**ASSIGNED TASK:** Exactly how many lines in this data contain the word "like"? Only the number should be given.

**SUPPLIED INFORMATION:**
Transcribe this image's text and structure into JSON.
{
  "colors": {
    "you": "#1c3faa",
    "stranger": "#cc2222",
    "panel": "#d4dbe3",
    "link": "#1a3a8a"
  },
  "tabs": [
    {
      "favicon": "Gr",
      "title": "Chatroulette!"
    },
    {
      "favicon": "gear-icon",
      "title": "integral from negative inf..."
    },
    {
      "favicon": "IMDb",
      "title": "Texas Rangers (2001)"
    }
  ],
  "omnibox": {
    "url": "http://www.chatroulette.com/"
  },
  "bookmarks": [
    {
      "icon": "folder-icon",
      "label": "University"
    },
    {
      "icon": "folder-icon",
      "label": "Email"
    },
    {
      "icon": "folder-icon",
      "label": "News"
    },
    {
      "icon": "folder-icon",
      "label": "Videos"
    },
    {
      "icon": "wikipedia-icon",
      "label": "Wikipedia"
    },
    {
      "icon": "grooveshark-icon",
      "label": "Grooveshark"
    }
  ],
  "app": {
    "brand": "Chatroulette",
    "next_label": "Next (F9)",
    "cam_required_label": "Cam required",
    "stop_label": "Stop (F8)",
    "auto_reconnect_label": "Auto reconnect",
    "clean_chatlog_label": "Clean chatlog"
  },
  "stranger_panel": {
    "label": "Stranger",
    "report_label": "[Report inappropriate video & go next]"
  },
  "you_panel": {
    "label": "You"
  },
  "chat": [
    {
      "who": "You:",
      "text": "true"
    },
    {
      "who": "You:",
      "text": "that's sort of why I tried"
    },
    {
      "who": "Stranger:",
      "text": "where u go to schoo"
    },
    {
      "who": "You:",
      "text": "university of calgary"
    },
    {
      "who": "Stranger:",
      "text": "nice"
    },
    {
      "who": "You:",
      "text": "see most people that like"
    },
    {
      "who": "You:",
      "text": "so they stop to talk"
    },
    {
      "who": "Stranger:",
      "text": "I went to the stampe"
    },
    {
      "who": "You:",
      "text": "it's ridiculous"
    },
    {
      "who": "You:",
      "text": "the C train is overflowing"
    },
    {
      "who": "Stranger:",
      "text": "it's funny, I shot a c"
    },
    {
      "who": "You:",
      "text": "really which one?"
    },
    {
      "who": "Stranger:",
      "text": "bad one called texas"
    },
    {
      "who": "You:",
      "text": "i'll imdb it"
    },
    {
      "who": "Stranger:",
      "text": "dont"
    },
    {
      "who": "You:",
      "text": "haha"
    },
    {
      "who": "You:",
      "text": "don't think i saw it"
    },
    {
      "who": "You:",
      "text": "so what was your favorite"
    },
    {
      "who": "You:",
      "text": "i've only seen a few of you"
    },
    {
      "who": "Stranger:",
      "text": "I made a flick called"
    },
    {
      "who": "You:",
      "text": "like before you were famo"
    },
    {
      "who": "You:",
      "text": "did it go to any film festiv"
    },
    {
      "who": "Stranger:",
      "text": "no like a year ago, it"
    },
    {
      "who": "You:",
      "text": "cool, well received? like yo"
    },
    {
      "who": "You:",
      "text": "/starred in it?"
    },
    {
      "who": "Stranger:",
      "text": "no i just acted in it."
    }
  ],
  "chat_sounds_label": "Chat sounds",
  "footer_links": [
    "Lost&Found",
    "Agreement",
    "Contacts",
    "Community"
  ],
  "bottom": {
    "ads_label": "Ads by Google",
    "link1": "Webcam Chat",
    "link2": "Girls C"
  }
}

**WRITTEN REPLY:** 4